Magdeburg, known as “God’s chancellery,” became the only safe haven for those who opposed the Interims. Matthew Flacius Illyricus took refuge there, while Maurice besieged the city for thirteen months, finally capturing it. Flacius became a leader of the Gnesio or pure Lutherans, who never stopped attacking the Interims.

Melanchthon and the faculties of Wittenberg and Leipzig defended their surrender as a compromise on matters of indifference (adiaphora). The argument, still used today, is that one may compromise on unimportant matters (adiaphora) for the sake of preserving or presenting the Gospel. The Formula of Concord had to refute their false claims.

John Calvin wrote eloquently to Melanchthon about his errors: “My grief renders me almost speechless. How the enemies of Christ enjoy your conflicts with the Magdeburgers appears from their mockeries.
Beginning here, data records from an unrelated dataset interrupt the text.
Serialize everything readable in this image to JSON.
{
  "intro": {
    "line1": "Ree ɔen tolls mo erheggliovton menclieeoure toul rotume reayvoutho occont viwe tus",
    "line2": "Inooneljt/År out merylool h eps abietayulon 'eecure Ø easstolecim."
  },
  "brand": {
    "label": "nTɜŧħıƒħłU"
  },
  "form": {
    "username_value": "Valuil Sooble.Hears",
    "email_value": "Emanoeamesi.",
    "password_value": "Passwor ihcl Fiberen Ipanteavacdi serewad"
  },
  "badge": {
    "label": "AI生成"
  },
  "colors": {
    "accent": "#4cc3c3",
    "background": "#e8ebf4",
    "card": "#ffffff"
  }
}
Permit me to admonish you freely as a true friend. I should like to approve of all your actions. But now I accuse you before your very face. This is the sum of your defense: If the purity of doctrine be retained, externals should not be pertinaciously contended for. But you extend the adiaphora too far. Some of them plainly conflict with the Word of God. Now, since the Lord has drawn us into the fight, it behooves us to struggle all the more manfully. You know that your position differs from that of the multitude. The hesitation of the general or leader is more disgraceful than the flight of an entire regiment of common soldiers.

Today, advocates of the Church Growth Movement, for instance, declare that Lutherans can (or must!) give up, as adiaphora, the historic liturgy, Lutheran hymns, the Creeds, Law/Gospel sermons, and the name “Lutheran” for the sake of gaining more members. Behind their fine words and noble ideals is a secret longing for the false doctrines of the Reformed.

When something good comes from an evil, it is surely a sign of God’s hand at work. In the case of the Interims, the repugnance of the pastors and people was so great that Maurice, in a bid for public acceptance, turned against the Emperor, drove him from Innsbruck, and sent the Fathers of the Council of Trent running for safety. Maurice entered Augsburg on April 5, 1552, hailed as a hero for defeating the papists. The Peace of Augsburg, 1555, gave some measure of freedom for Lutherans.

The Formula of Concord answered the excuse of “adiaphora” by stating: “We likewise regard it as a sin that deserves to be rebuked when in time of persecution anything is done either in indifferent matters or in doctrine, and in what otherwise pertains to religion, for the sake of the enemies of the Gospel, in word and act, contrary and opposed to the Christian confession.” (Article X Triglotta, p. 1061)

The real hero of the Interims was not a theologian, but a ruler, John Frederick, who spent five years in prison with a death sentence hanging over his head. He was brutally treated, exhibited to the mobs for money, and deprived of his Bible and Luther’s works in prison. His faithful witness remains an inspiration to Lutherans. From such a man comes spiritual wisdom. He told Musculus, when the future Formula of Concord author was banished, “Though the Emperor has banished you from the realm, he has not banished you from heaven. Surely, God will find some other country where you may preach His Word.”

–Pastor Gregory L. Jackson